Barnes Museum curator to teach local history at area schools

Published on Wednesday, 7 June 2017 20:27
Written by BRIAN M. JOHNSON

STAFF WRITER

SOUTHINGTON - Marie Secondo, curator of The Barnes Museum, will be visiting Thalberg and Plantsville elementary schools next week to teach young students about town history.

Secondo will be visiting Thalberg School Monday at 2 p.m. and Plantsville Elementary School Wednesday at 9 a.m. In the past few weeks, she has visited DePaolo Middle School and Hatton and Strong elementary schools.

“This wonderful program is something that was started by the previous curator, Barbara Brierly, which I have carried on,” said Secondo. “Toward the end of the school year, most of the schools start teaching about local history. I usually visit to speak with fourth, fifth and second graders. It’s really nice to come in and tell children about the family that lived in the house that is now The Barnes Museum.”

Secondo said that young students have their “minds blown” when they learn that people once lived without electricity.

“Back then people had no iPhones or TVs to occupy their time so they found other things to do,” said Secondo. “I read from Bradley Barnes’ diary entries where he talks about having a sled that was pulled behind his father’s horse. He also talks about playing board games and the fact that when company came over people would often play instruments. Bradley had a drum set and also played the harmonica and mandolin. There was always a piano in every house.”

Another part of Secondo’s presentation is called “What it is?” For this, she brings in items that children might not be familiar with and then asks them to try to guess what it was used for. For example, she may bring in a rug beater and then explain to students how it was used to clean carpets before vacuums were invented.

“It’s not only fun but educational too,” she said. “Another item which I have brought in is a button hook. Everything used to have buttons before zippers were invented. People wore high-top button shoes and button hooks helped prevent wear when you had to button up 20 buttons every morning.”

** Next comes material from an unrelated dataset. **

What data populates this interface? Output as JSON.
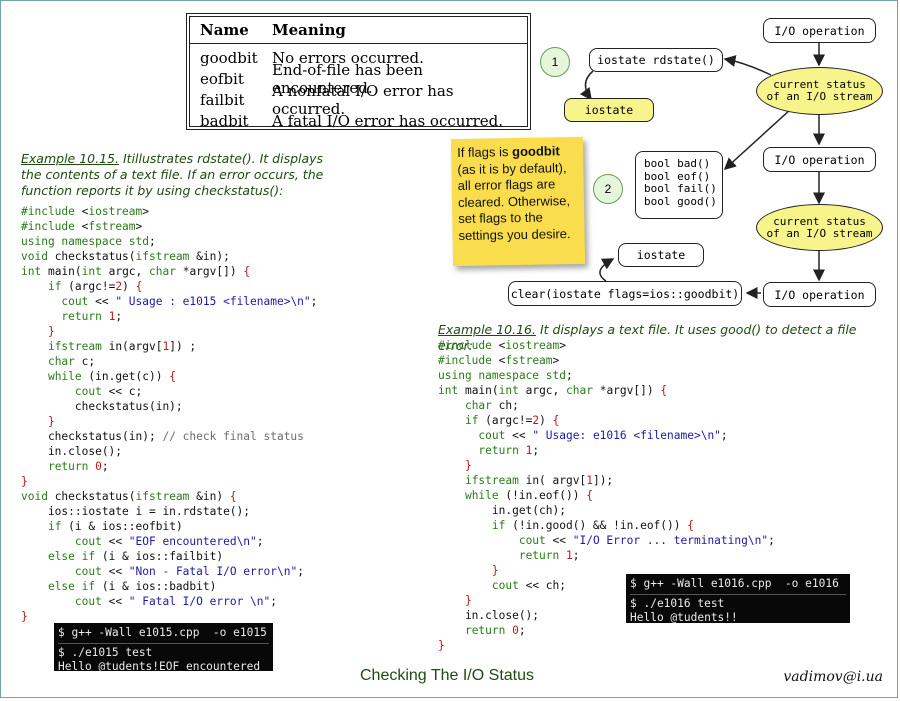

Secondo will also share general facts about town history with students.

“I have talked about Nicholas Gritto, who moved to Southington from Italy and invented the thornless rose,” she said. “Concrete was also discovered right here in Southington and was used to build up our bridges.”

Following her talk, Secondo gives students free passes to the Barnes Museum and invites them to visit over summer break.

“During one visit I overheard a little girl walking out of a classroom saying ‘I can’t wait to go here, I have to tell mommy right now,’” said Secondo. “When they do visit they usually ask a lot of questions. Sometimes I have a hard time getting my two cents in because there are so many arms enthusiastically waving.”

Secondo has also visited local organizations such as the Lion’s Club and Rotary Club to discuss the history of the museum.

“People don’t realize that the museum belongs to the people of Southington,” said Secondo. “It was left to the town.”

Brian M. Johnson can be reached at 860-973-1806 or bjohnson@bristolpress.com.



Posted in The Bristol Press, Arts, Southington Herald on Wednesday, 7 June 2017 20:27. Updated: Wednesday, 7 June 2017 20:30.